### ACTIVITY
Once you have read the records, write them out again exactly.

++++ PROVIDED INFORMATION

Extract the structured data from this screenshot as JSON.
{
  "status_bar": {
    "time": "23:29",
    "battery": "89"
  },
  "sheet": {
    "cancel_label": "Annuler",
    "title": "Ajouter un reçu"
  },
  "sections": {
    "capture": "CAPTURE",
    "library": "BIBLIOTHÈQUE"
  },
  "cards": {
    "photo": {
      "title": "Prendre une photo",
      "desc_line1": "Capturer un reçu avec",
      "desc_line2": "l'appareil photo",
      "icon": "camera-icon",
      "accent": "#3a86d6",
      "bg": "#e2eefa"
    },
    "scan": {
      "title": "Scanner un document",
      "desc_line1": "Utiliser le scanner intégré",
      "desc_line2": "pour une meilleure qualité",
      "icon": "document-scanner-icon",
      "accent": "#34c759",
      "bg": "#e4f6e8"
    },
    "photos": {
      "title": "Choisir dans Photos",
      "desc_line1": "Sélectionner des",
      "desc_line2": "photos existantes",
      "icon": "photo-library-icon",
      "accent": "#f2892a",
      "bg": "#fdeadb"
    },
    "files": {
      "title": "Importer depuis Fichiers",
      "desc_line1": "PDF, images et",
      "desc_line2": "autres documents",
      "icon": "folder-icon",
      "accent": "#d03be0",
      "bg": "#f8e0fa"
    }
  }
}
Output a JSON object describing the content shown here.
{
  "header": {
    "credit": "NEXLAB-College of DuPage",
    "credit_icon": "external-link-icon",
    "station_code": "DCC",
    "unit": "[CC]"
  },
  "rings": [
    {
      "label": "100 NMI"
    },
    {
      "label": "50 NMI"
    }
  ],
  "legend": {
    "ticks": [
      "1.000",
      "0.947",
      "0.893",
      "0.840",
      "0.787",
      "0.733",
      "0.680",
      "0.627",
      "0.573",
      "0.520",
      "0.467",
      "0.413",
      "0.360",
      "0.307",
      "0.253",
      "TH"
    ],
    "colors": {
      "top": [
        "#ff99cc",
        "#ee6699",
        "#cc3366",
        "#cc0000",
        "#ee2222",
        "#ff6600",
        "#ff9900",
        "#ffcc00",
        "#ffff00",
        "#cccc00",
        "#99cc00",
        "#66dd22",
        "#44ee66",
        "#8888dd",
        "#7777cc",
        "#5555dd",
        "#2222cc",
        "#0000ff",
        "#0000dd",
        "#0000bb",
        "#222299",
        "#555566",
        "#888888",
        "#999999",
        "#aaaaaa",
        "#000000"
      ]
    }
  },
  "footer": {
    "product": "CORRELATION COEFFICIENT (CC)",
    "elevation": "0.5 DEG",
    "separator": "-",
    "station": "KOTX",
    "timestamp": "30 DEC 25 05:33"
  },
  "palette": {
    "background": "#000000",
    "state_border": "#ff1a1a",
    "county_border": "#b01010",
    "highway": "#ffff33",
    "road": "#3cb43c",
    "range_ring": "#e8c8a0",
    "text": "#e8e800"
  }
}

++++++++

### EXERCISE RESPONSE
Extract the structured data from this screenshot as JSON.
{
  "status_bar": {
    "time": "23:29",
    "battery": "89"
  },
  "sheet": {
    "cancel_label": "Annuler",
    "title": "Ajouter un reçu"
  },
  "sections": {
    "capture": "CAPTURE",
    "library": "BIBLIOTHÈQUE"
  },
  "cards": {
    "photo": {
      "title": "Prendre une photo",
      "desc_line1": "Capturer un reçu avec",
      "desc_line2": "l'appareil photo",
      "icon": "camera-icon",
      "accent": "#3a86d6",
      "bg": "#e2eefa"
    },
    "scan": {
      "title": "Scanner un document",
      "desc_line1": "Utiliser le scanner intégré",
      "desc_line2": "pour une meilleure qualité",
      "icon": "document-scanner-icon",
      "accent": "#34c759",
      "bg": "#e4f6e8"
    },
    "photos": {
      "title": "Choisir dans Photos",
      "desc_line1": "Sélectionner des",
      "desc_line2": "photos existantes",
      "icon": "photo-library-icon",
      "accent": "#f2892a",
      "bg": "#fdeadb"
    },
    "files": {
      "title": "Importer depuis Fichiers",
      "desc_line1": "PDF, images et",
      "desc_line2": "autres documents",
      "icon": "folder-icon",
      "accent": "#d03be0",
      "bg": "#f8e0fa"
    }
  }
}
Output a JSON object describing the content shown here.
{
  "header": {
    "credit": "NEXLAB-College of DuPage",
    "credit_icon": "external-link-icon",
    "station_code": "DCC",
    "unit": "[CC]"
  },
  "rings": [
    {
      "label": "100 NMI"
    },
    {
      "label": "50 NMI"
    }
  ],
  "legend": {
    "ticks": [
      "1.000",
      "0.947",
      "0.893",
      "0.840",
      "0.787",
      "0.733",
      "0.680",
      "0.627",
      "0.573",
      "0.520",
      "0.467",
      "0.413",
      "0.360",
      "0.307",
      "0.253",
      "TH"
    ],
    "colors": {
      "top": [
        "#ff99cc",
        "#ee6699",
        "#cc3366",
        "#cc0000",
        "#ee2222",
        "#ff6600",
        "#ff9900",
        "#ffcc00",
        "#ffff00",
        "#cccc00",
        "#99cc00",
        "#66dd22",
        "#44ee66",
        "#8888dd",
        "#7777cc",
        "#5555dd",
        "#2222cc",
        "#0000ff",
        "#0000dd",
        "#0000bb",
        "#222299",
        "#555566",
        "#888888",
        "#999999",
        "#aaaaaa",
        "#000000"
      ]
    }
  },
  "footer": {
    "product": "CORRELATION COEFFICIENT (CC)",
    "elevation": "0.5 DEG",
    "separator": "-",
    "station": "KOTX",
    "timestamp": "30 DEC 25 05:33"
  },
  "palette": {
    "background": "#000000",
    "state_border": "#ff1a1a",
    "county_border": "#b01010",
    "highway": "#ffff33",
    "road": "#3cb43c",
    "range_ring": "#e8c8a0",
    "text": "#e8e800"
  }
}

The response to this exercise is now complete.